- give your recyclables a quick wash and rinse (warm soapy water) to ensure that they will actually be recycled once they are in the bin
- have hazardous waste (i.e., paint thinner, motor oil, batteries, computers)? find your nearest drop-off point at http://www.longbeach-recycles.org > hazardous waste or for a calendar of curbside pickups go to http://www.ladpw.org/general/enotify/Calendar_Template/Calendar.aspx
- what about all that miscellaneous plastic stuff you are just not sure of? those bottle tops cannot be recycled. long beach recycles ziploc bags, but i don’t think LA does. take your dry cleaning bags back to the dry cleaners. baggies in LA? yes. cereal packaging? yes. pizza box? not the greasy bottom, yes to the clean top.
rene seems pretty serious about answering our questions – so let’s take her up on her offer and then share the information!
it’s been a crazy week and i am pretty behind in my reading, but this post on the LA times home section blog was too good not to share!
on first glance, lori weitzner’s “newsworthy” wallpaper looks like grass cloth…but wait! look closer! it is actually strips of recycled newspaper that have been hand woven on a loom…brilliant! i find it to be texturally inviting, comforting and pretty crafty in an über chic reduce, reuse and recycle kind of a way!
image from modernest
it’s hard to believe, but easter is right around the corner!
instead of all that plastic, why not fill up one of our egg tote bags with all those treats and peeps? it would be a terrific way to teach kids about the 3 r’s of: reduce, reuse, recycle. and once the festivities have ended, you (or your child) will have a bag to carry for years to come! you could use recycled shredded paper at the bottom, instead of that crazy plastic “grass”. and even better if you fill the bag with homemade/locally sourced sweets and treats! it could be a cool way of modernizing an easter tradition.
i don’t eat them, but i gotta throw in a photo of a peep!
it’s funny, but when i look at it, it kind of looks like a yellow poopy with an eye drawn on it…not to ruin your candy-coated mood or anything!
image from "the jerk"

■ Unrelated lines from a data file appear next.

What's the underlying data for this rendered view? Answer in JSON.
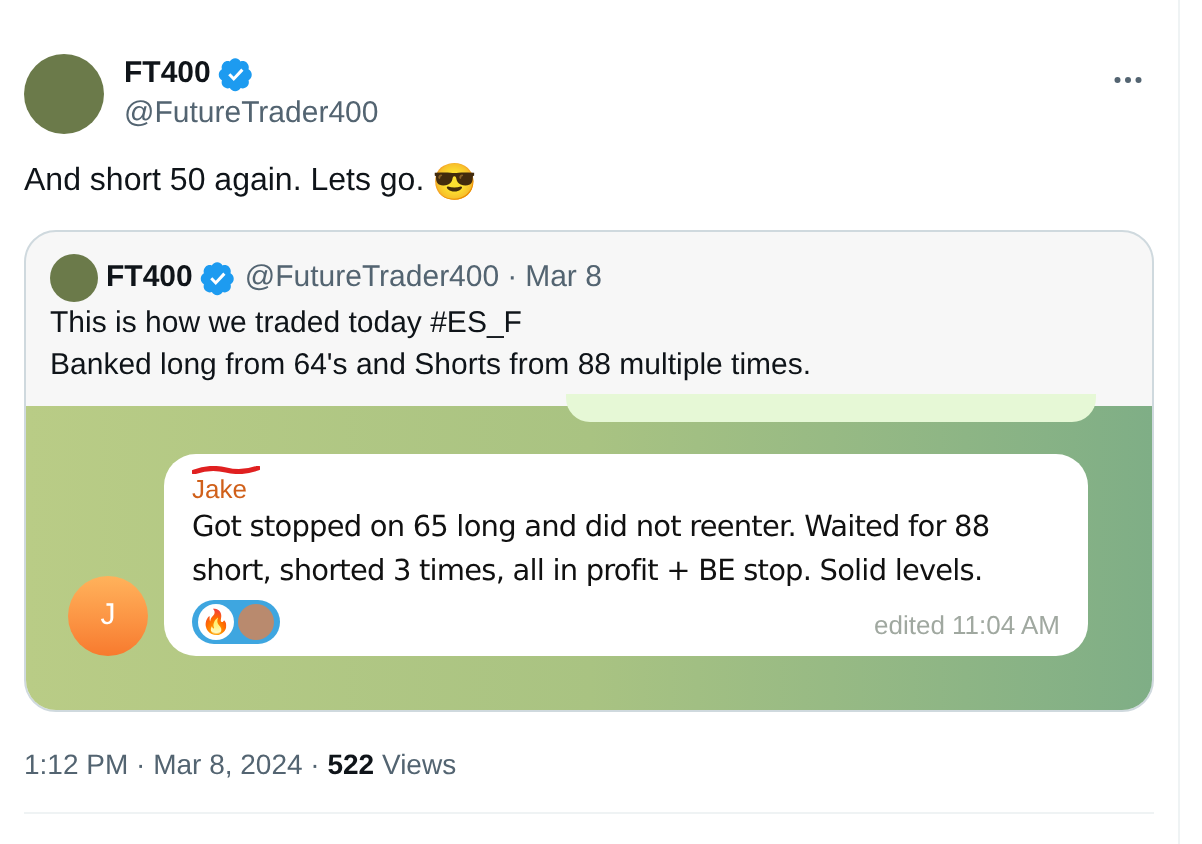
{
  "tweet": {
    "name": "FT400",
    "verified": true,
    "handle": "@FutureTrader400",
    "text": "And short 50 again. Lets go.",
    "emoji": "😎"
  },
  "quote": {
    "name": "FT400",
    "verified": true,
    "handle": "@FutureTrader400",
    "separator": "·",
    "date": "Mar 8",
    "lines": [
      "This is how we traded today #ES_F",
      "Banked long from 64's and Shorts from 88 multiple times."
    ],
    "chat": {
      "sender": "Jake",
      "sender_redacted": true,
      "avatar_letter": "J",
      "text": "Got stopped on 65 long and did not reenter. Waited for 88 short, shorted 3 times, all in profit + BE stop.  Solid levels.",
      "reaction_emoji": "🔥",
      "time": "edited 11:04 AM"
    }
  },
  "meta": "1:12 PM · Mar 8, 2024 · **522** Views"
}
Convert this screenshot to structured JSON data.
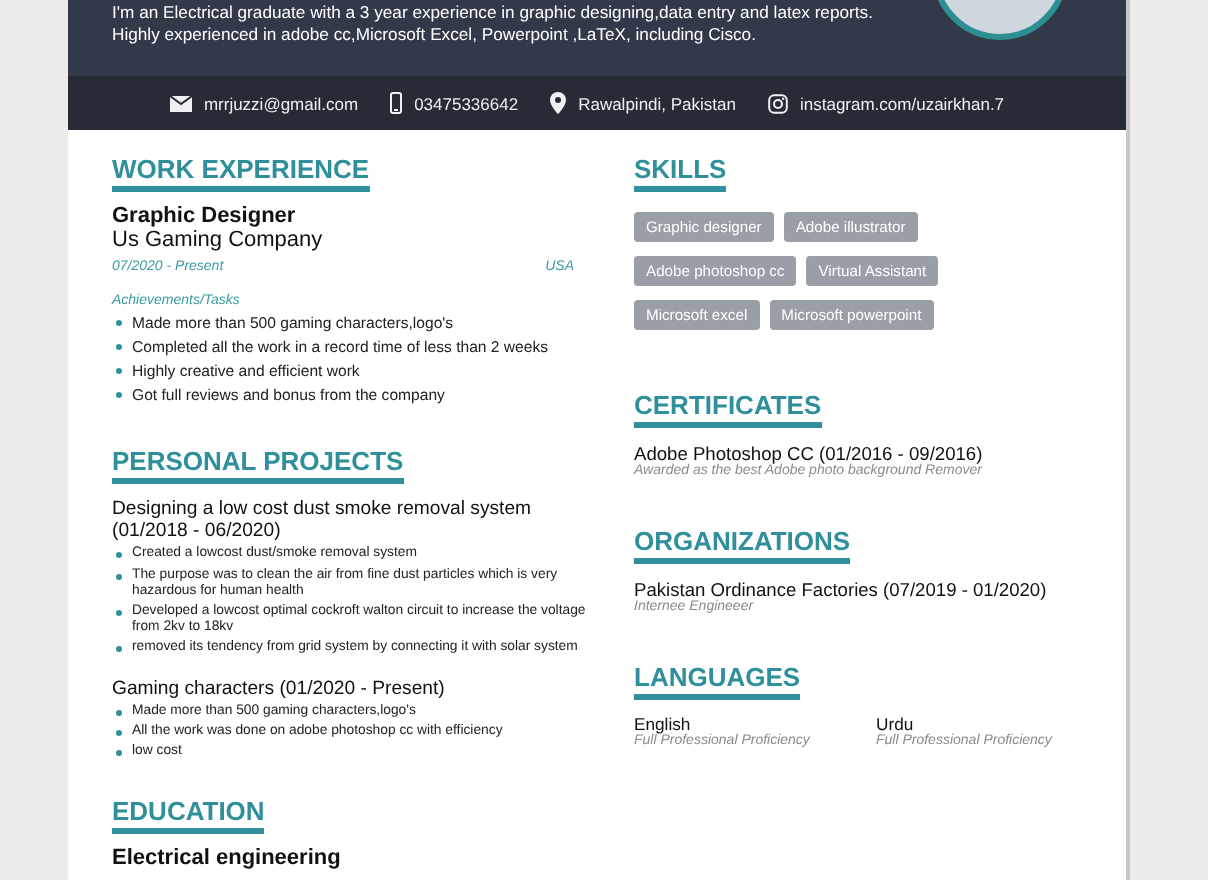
{
  "header": {
    "summary": [
      "I'm an Electrical graduate with a 3 year experience in graphic designing,data entry and latex reports.",
      "Highly experienced in adobe cc,Microsoft Excel, Powerpoint ,LaTeX, including Cisco."
    ],
    "contacts": [
      {
        "kind": "email",
        "text": "mrrjuzzi@gmail.com"
      },
      {
        "kind": "phone",
        "text": "03475336642"
      },
      {
        "kind": "location",
        "text": "Rawalpindi, Pakistan"
      },
      {
        "kind": "instagram",
        "text": "instagram.com/uzairkhan.7"
      }
    ]
  },
  "work_experience": {
    "heading": "WORK EXPERIENCE",
    "jobs": [
      {
        "title": "Graphic Designer",
        "company": "Us Gaming Company",
        "dates": "07/2020 - Present",
        "location": "USA",
        "tasks_label": "Achievements/Tasks",
        "tasks": [
          "Made more than 500 gaming characters,logo's",
          "Completed all the work in a record time of less than 2 weeks",
          "Highly creative and efficient work",
          "Got full reviews and bonus from the company"
        ]
      }
    ]
  },
  "personal_projects": {
    "heading": "PERSONAL PROJECTS",
    "projects": [
      {
        "title": "Designing a low cost dust smoke removal system (01/2018 - 06/2020)",
        "points": [
          "Created a lowcost dust/smoke removal system",
          "The purpose was to clean the air from fine dust particles which is very hazardous for human health",
          "Developed a lowcost optimal cockroft walton circuit to increase the voltage from 2kv to 18kv",
          "removed its tendency from grid system by connecting it with solar system"
        ]
      },
      {
        "title": "Gaming characters (01/2020 - Present)",
        "points": [
          "Made more than 500 gaming characters,logo's",
          "All the work was done on adobe photoshop cc with efficiency",
          "low cost"
        ]
      }
    ]
  },
  "education": {
    "heading": "EDUCATION",
    "items": [
      {
        "degree": "Electrical engineering"
      }
    ]
  },
  "skills": {
    "heading": "SKILLS",
    "tags": [
      "Graphic designer",
      "Adobe illustrator",
      "Adobe photoshop cc",
      "Virtual Assistant",
      "Microsoft excel",
      "Microsoft powerpoint"
    ]
  },
  "certificates": {
    "heading": "CERTIFICATES",
    "items": [
      {
        "title": "Adobe Photoshop CC (01/2016 - 09/2016)",
        "note": "Awarded as the best Adobe photo background Remover"
      }
    ]
  },
  "organizations": {
    "heading": "ORGANIZATIONS",
    "items": [
      {
        "title": "Pakistan Ordinance Factories (07/2019 - 01/2020)",
        "note": "Internee Engineeer"
      }
    ]
  },
  "languages": {
    "heading": "LANGUAGES",
    "items": [
      {
        "name": "English",
        "level_text": "Full Professional Proficiency"
      },
      {
        "name": "Urdu",
        "level_text": "Full Professional Proficiency"
      }
    ]
  }
}
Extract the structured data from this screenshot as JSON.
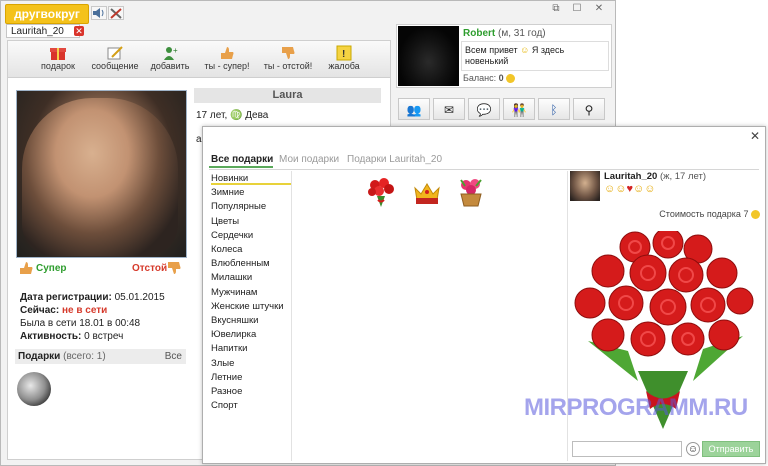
{
  "app": {
    "logo": "другвокруг",
    "minimize": "⧉",
    "maximize": "☐",
    "close": "✕"
  },
  "profile_tab": {
    "label": "Lauritah_20",
    "close": "✕"
  },
  "toolbar": {
    "gift_label": "подарок",
    "message_label": "сообщение",
    "add_label": "добавить",
    "cool_label": "ты - супер!",
    "bad_label": "ты - отстой!",
    "complain_label": "жалоба"
  },
  "profile": {
    "name": "Laura",
    "age_line": "17 лет,",
    "zodiac": "Дева",
    "vote_super": "Супер",
    "vote_bad": "Отстой",
    "reg_label": "Дата регистрации:",
    "reg_value": "05.01.2015",
    "now_label": "Сейчас:",
    "now_value": "не в сети",
    "last_seen": "Была в сети 18.01 в 00:48",
    "activity_label": "Активность:",
    "activity_value": "0 встреч",
    "gifts_label": "Подарки",
    "gifts_count": "(всего: 1)",
    "gifts_all": "Все",
    "letter_fragment": "al"
  },
  "user_card": {
    "name": "Robert",
    "meta": "(м, 31 год)",
    "status_line1": "Всем привет",
    "status_line1_after": "Я здесь",
    "status_line2": "новенький",
    "balance_label": "Баланс:",
    "balance_value": "0"
  },
  "dialog": {
    "tab_all": "Все подарки",
    "tab_mine": "Мои подарки",
    "tab_user": "Подарки Lauritah_20",
    "categories": [
      "Новинки",
      "Зимние",
      "Популярные",
      "Цветы",
      "Сердечки",
      "Колеса",
      "Влюбленным",
      "Милашки",
      "Мужчинам",
      "Женские штучки",
      "Вкусняшки",
      "Ювелирка",
      "Напитки",
      "Злые",
      "Летние",
      "Разное",
      "Спорт"
    ],
    "recipient_name": "Lauritah_20",
    "recipient_meta": "(ж, 17 лет)",
    "price_label": "Стоимость подарка",
    "price_value": "7",
    "send_label": "Отправить",
    "message_placeholder": ""
  },
  "watermark": "MIRPROGRAMM.RU",
  "colors": {
    "logo_bg": "#f4c21b",
    "super_green": "#2e9d2e",
    "bad_red": "#d63a2b",
    "send_green": "#9cd39a",
    "offline_red": "#d63a2b",
    "accent_green": "#5aa95a"
  }
}
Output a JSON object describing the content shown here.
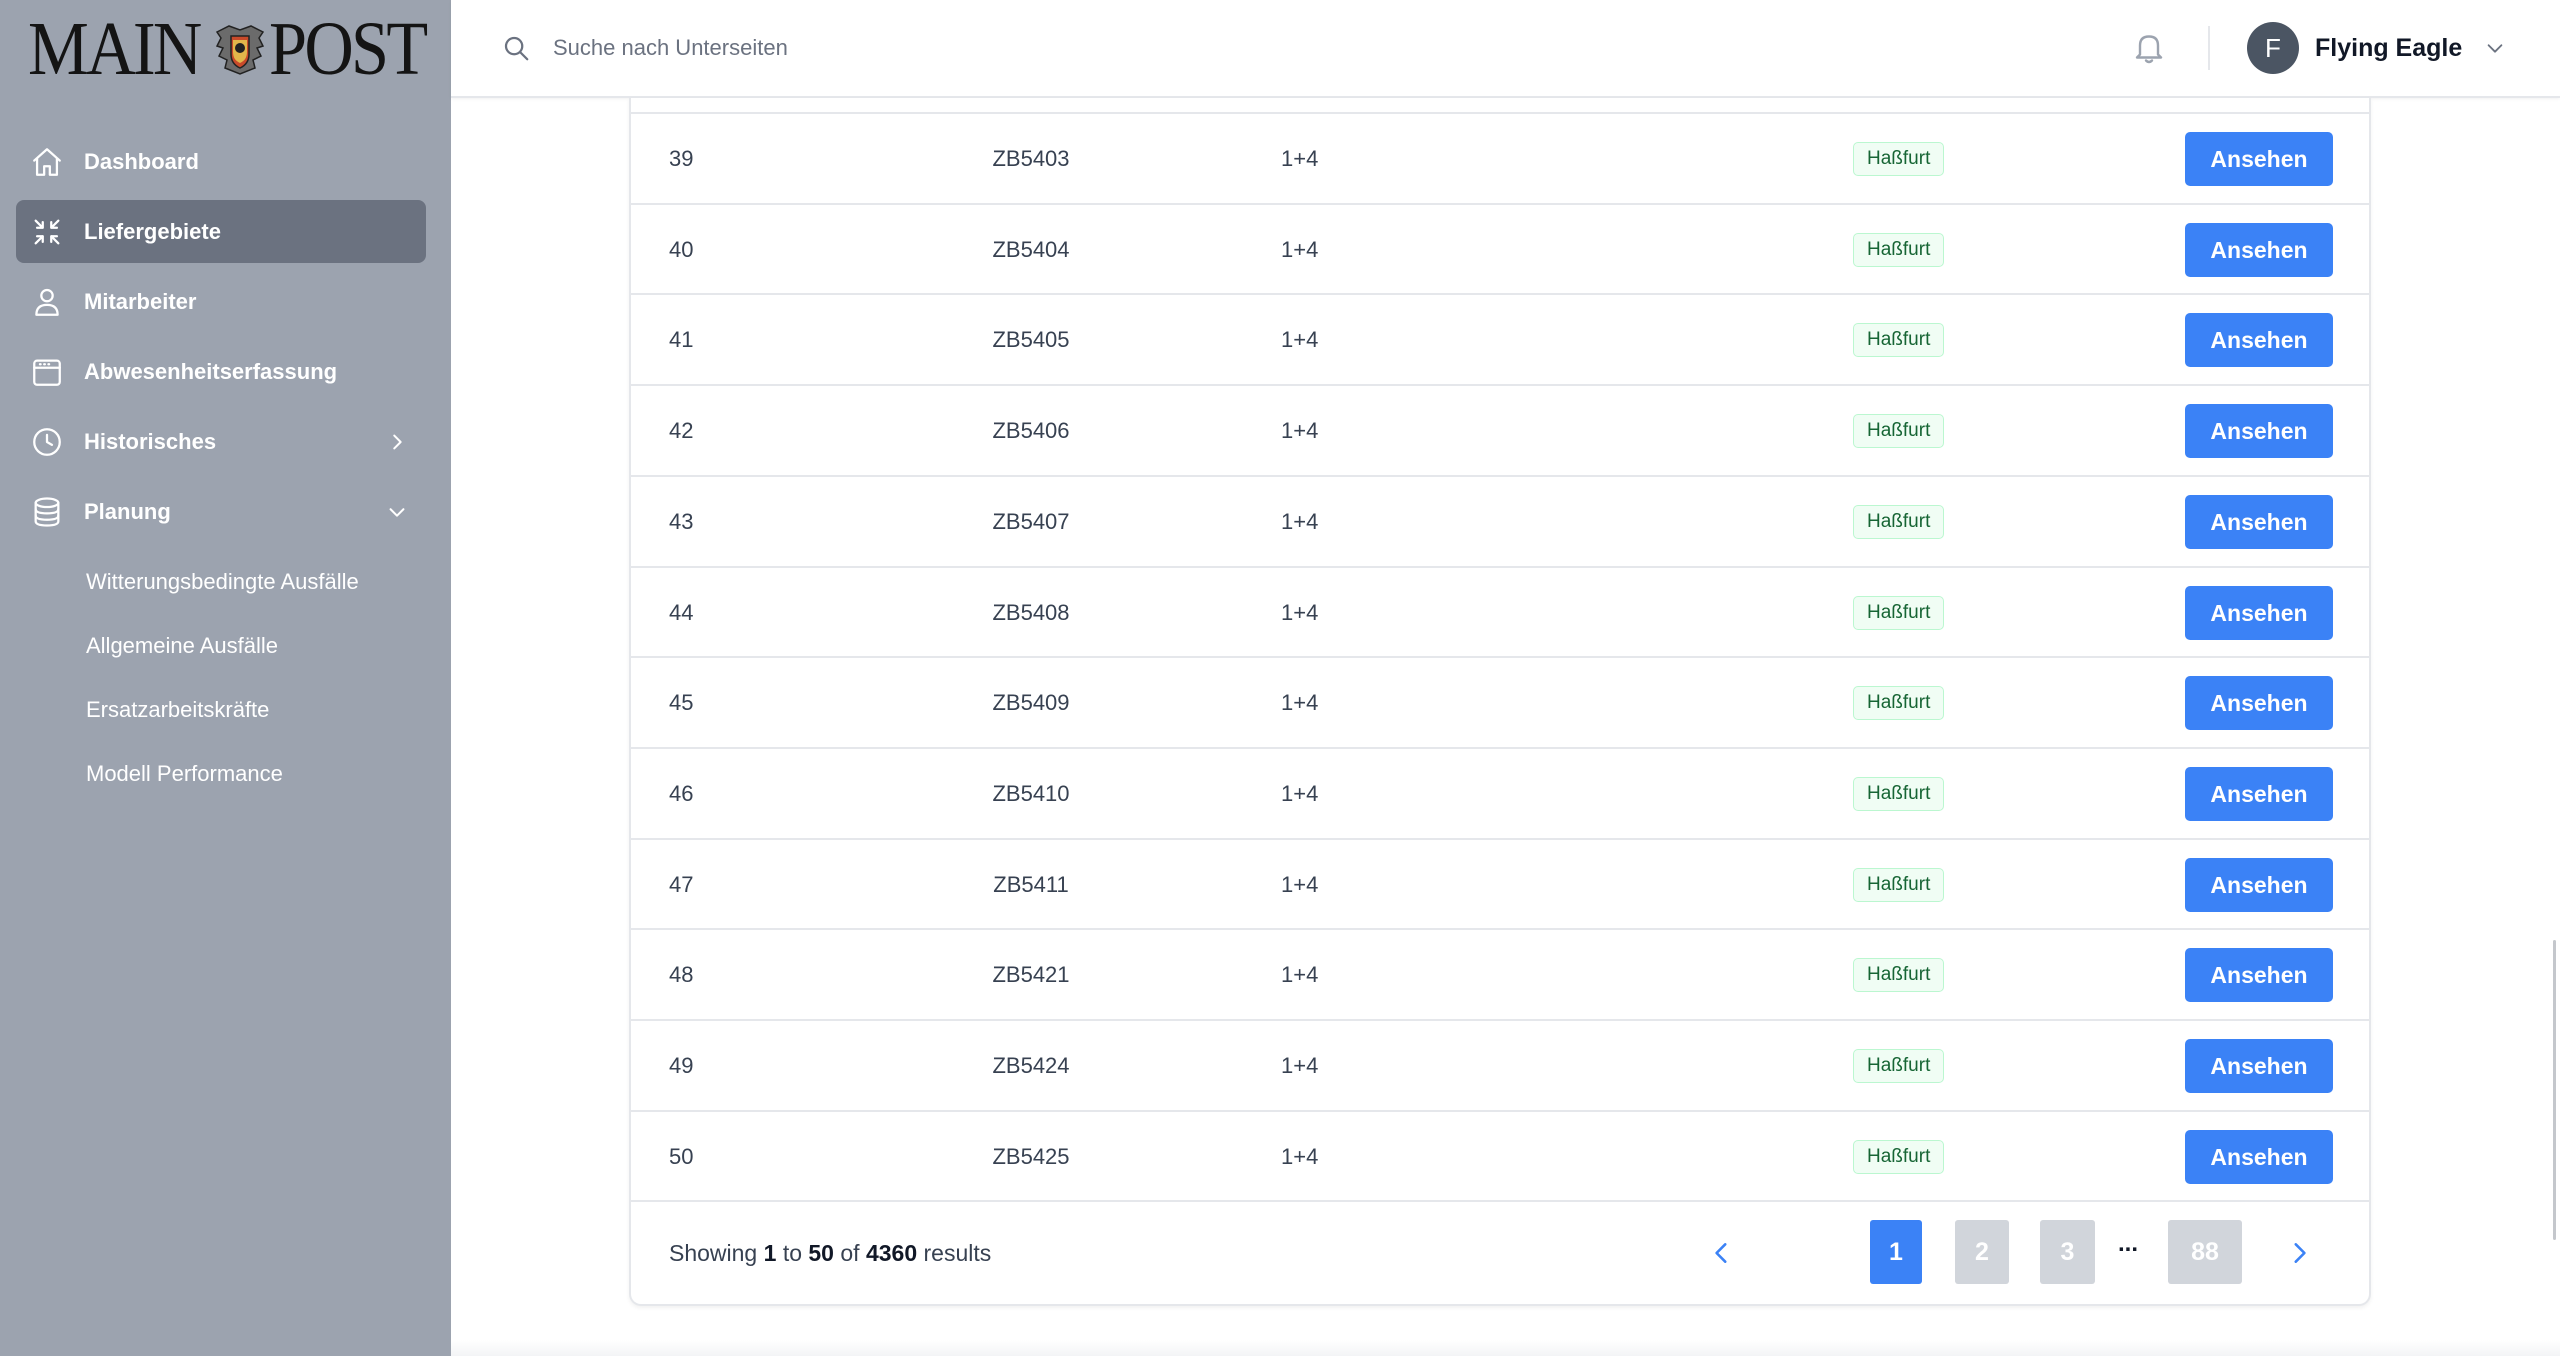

unlike navin johnson, few of us are very excited that the new phone book’s here…most of us dread that familiar thud! of the phone book’s arrival on our porch or seeing the mountain piled up in our lobbies. yesterday, i tried to catch the person and tell them i didn’t want or need it, but no luck…
treehugger posted not only the environmental impact of these directories, but also ways that you can opt out of the delivery list. clearly, some people (i.e., my mother) use their phone books, but for those of us who have absolutely no need, it’s such a waste of energy and materials. we carry ours (still wrapped in the plastic) to the recycle bin. it’s ridiculous.
the yellow pages association states that they want their products to be “welcome in your home”, so have an opt out page. but as triple pundit pointed out in 2008(!), many directories are published by independent printers. all those advertisements make up a multi-billion dollar business. he suggests that those who actually want the books pay for them. but i don’t know if it’s fair for my mom (or anyone else, senior citizen or not) to have to pay for something that has been useful and free to her for decades.
people have been talking about this for years now. obviously, there are people who want a new phone book. there are small businesses who believe advertising in them is helpful to their profits. i honestly would be willing to pay a small fee to be removed from their delivery list – does anybody know if this service exists?
for now, i will register with the yellow pages opt out and see what happens…and while opting out is no guarantee, i may be one small step closer to avoiding the dreaded thud.